* **WHAT IS EXPECTED**: Return, from the material below, each line in which "hint" occurs.

* **EXERCISE DATA**:
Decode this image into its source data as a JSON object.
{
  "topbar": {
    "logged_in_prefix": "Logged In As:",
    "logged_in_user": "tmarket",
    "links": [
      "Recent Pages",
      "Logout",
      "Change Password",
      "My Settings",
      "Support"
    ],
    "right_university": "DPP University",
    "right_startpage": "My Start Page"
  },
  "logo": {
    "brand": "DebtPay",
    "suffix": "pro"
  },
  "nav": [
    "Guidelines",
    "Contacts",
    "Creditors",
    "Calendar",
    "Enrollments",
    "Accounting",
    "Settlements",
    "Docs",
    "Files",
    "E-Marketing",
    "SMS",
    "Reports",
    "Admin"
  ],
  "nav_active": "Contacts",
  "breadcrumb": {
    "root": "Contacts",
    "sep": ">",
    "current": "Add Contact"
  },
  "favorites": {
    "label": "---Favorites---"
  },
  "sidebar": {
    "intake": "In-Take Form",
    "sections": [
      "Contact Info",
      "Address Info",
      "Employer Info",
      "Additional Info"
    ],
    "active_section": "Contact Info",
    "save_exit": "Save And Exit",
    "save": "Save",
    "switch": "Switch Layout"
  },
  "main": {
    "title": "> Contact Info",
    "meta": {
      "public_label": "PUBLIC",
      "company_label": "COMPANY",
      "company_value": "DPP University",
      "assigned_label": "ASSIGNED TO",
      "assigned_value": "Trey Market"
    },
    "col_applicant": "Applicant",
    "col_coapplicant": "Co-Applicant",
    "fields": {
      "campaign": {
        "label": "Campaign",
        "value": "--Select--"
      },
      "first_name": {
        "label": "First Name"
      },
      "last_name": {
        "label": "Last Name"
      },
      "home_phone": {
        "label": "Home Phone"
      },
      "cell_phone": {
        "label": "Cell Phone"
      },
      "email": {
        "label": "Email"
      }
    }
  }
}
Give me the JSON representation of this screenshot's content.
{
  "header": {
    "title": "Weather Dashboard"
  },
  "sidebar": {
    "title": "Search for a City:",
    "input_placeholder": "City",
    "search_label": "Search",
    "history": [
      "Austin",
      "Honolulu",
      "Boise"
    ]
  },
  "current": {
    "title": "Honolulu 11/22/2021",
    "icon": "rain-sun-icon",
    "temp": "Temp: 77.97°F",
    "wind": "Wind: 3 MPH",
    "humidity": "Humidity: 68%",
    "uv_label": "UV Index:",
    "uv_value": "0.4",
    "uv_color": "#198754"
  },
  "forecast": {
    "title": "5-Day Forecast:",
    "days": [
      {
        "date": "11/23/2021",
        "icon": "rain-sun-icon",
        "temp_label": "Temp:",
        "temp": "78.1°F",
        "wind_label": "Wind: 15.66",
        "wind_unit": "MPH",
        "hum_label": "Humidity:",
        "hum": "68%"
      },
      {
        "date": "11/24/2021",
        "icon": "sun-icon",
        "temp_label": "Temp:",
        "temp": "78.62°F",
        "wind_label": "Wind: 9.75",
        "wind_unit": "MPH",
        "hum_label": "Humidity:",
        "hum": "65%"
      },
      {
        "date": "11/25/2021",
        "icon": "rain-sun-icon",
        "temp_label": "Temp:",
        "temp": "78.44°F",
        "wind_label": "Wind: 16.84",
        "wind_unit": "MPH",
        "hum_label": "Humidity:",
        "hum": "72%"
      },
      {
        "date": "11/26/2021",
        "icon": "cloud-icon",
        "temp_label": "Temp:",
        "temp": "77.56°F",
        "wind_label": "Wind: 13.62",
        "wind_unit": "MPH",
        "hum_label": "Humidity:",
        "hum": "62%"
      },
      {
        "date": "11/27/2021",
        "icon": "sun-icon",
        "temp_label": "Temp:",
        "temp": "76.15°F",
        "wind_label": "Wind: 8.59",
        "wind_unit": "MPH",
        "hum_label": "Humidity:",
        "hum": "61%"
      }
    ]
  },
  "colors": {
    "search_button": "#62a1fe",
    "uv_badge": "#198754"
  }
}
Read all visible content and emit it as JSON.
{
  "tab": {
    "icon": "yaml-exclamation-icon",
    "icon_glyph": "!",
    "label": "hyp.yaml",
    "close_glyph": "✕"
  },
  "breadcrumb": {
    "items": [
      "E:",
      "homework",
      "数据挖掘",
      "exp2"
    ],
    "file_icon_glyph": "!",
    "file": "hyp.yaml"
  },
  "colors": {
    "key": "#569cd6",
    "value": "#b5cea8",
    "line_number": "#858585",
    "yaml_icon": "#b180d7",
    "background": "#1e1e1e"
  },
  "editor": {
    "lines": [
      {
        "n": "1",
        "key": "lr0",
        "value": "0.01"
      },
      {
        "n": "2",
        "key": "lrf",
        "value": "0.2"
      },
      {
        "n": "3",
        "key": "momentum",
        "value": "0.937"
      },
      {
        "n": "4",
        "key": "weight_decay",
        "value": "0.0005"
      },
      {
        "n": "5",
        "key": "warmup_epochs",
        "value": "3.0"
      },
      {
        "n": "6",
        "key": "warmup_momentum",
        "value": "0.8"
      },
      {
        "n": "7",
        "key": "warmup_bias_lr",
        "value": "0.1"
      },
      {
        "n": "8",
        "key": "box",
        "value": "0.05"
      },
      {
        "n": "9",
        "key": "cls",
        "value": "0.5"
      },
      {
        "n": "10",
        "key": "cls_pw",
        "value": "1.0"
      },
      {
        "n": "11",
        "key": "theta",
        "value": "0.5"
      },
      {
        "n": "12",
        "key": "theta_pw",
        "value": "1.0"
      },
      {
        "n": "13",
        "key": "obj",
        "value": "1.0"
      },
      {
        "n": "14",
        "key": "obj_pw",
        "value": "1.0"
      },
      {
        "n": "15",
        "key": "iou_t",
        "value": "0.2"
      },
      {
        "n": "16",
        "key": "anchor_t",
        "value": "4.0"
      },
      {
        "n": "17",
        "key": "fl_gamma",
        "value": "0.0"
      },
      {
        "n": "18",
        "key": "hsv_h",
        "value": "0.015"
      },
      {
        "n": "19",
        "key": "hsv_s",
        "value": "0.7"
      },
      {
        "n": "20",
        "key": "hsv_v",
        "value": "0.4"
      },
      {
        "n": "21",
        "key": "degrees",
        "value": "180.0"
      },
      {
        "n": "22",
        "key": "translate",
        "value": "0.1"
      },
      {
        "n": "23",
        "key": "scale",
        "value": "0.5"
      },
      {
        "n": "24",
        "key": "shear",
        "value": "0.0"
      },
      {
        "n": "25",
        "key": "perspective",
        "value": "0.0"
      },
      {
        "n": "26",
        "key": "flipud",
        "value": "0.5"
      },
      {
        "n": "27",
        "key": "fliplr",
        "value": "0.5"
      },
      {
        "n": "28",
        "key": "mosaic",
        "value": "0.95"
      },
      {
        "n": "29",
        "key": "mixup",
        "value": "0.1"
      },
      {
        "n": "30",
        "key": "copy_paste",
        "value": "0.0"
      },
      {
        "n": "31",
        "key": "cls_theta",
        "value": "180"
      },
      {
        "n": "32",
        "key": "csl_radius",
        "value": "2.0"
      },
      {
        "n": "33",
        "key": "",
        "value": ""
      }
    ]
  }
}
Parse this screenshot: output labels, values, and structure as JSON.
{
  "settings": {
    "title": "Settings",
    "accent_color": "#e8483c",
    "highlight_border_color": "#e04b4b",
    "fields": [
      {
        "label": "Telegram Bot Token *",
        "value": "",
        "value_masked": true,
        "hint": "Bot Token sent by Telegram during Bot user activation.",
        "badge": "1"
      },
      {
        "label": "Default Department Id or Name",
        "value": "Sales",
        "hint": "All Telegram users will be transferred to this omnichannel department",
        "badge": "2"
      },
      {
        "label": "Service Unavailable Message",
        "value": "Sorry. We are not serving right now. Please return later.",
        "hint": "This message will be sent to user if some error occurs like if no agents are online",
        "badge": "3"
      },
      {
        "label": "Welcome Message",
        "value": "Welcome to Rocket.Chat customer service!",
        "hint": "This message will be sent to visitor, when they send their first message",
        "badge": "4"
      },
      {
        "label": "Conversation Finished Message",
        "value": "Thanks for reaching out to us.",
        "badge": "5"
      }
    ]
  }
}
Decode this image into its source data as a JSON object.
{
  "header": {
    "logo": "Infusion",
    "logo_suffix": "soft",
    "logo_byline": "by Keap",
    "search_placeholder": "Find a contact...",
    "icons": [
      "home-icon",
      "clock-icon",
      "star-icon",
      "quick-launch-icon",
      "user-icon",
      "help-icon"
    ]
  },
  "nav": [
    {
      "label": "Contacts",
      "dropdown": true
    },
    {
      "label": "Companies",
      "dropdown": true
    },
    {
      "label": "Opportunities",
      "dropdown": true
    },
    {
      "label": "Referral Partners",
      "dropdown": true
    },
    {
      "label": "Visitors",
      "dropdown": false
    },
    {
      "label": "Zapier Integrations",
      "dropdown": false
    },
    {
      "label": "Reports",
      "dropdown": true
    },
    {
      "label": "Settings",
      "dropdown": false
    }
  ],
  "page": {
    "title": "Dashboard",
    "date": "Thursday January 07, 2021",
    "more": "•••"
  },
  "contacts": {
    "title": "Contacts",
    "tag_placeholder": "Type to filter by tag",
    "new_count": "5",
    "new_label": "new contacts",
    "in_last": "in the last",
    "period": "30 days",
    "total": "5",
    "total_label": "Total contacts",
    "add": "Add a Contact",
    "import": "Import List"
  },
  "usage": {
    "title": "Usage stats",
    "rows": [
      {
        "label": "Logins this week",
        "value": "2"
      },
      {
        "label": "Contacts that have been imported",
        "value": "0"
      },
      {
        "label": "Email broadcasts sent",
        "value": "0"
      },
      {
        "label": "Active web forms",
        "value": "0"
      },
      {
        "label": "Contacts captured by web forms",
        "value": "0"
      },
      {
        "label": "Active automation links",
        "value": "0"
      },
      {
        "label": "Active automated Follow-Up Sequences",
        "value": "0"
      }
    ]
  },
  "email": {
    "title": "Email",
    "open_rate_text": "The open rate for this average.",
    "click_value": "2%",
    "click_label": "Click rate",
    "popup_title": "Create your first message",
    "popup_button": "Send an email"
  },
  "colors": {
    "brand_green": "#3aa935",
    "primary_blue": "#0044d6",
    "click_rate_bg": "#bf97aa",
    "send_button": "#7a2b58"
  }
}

* **ANSWER SPACE**:
        "hint": "Bot Token sent by Telegram during Bot user activation.",
        "hint": "All Telegram users will be transferred to this omnichannel department",
        "hint": "This message will be sent to user if some error occurs like if no agents are online",
        "hint": "This message will be sent to visitor, when they send their first message",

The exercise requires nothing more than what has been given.